(Excerpts from an interface dataset)

#####

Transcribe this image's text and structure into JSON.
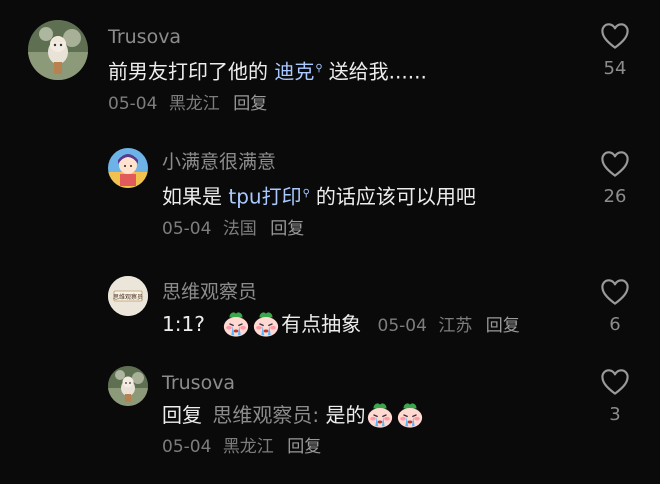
{
  "comments": [
    {
      "username": "Trusova",
      "text_before": "前男友打印了他的 ",
      "link": "迪克",
      "text_after": "送给我......",
      "date": "05-04",
      "location": "黑龙江",
      "reply_label": "回复",
      "likes": "54"
    },
    {
      "username": "小满意很满意",
      "text_before": "如果是 ",
      "link": "tpu打印",
      "text_after": "的话应该可以用吧",
      "date": "05-04",
      "location": "法国",
      "reply_label": "回复",
      "likes": "26"
    },
    {
      "username": "思维观察员",
      "text_before": "1:1?",
      "text_after": "有点抽象",
      "date": "05-04",
      "location": "江苏",
      "reply_label": "回复",
      "likes": "6",
      "avatar_text": "思维观察员"
    },
    {
      "username": "Trusova",
      "reply_prefix": "回复",
      "reply_target": "思维观察员:",
      "text_after": "是的",
      "date": "05-04",
      "location": "黑龙江",
      "reply_label": "回复",
      "likes": "3"
    }
  ],
  "icons": {
    "like": "heart-outline-icon",
    "search_mark": "search-icon",
    "emoji": "crying-emoji"
  },
  "colors": {
    "background": "#0a0a0a",
    "link": "#a9c9ff",
    "muted": "#8c8c8c"
  }
}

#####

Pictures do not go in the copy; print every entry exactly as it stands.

Transcribe this image's text and structure into JSON.
{
  "comments": [
    {
      "username": "Trusova",
      "text_before": "前男友打印了他的 ",
      "link": "迪克",
      "text_after": "送给我......",
      "date": "05-04",
      "location": "黑龙江",
      "reply_label": "回复",
      "likes": "54"
    },
    {
      "username": "小满意很满意",
      "text_before": "如果是 ",
      "link": "tpu打印",
      "text_after": "的话应该可以用吧",
      "date": "05-04",
      "location": "法国",
      "reply_label": "回复",
      "likes": "26"
    },
    {
      "username": "思维观察员",
      "text_before": "1:1?",
      "text_after": "有点抽象",
      "date": "05-04",
      "location": "江苏",
      "reply_label": "回复",
      "likes": "6",
      "avatar_text": "思维观察员"
    },
    {
      "username": "Trusova",
      "reply_prefix": "回复",
      "reply_target": "思维观察员:",
      "text_after": "是的",
      "date": "05-04",
      "location": "黑龙江",
      "reply_label": "回复",
      "likes": "3"
    }
  ],
  "icons": {
    "like": "heart-outline-icon",
    "search_mark": "search-icon",
    "emoji": "crying-emoji"
  },
  "colors": {
    "background": "#0a0a0a",
    "link": "#a9c9ff",
    "muted": "#8c8c8c"
  }
}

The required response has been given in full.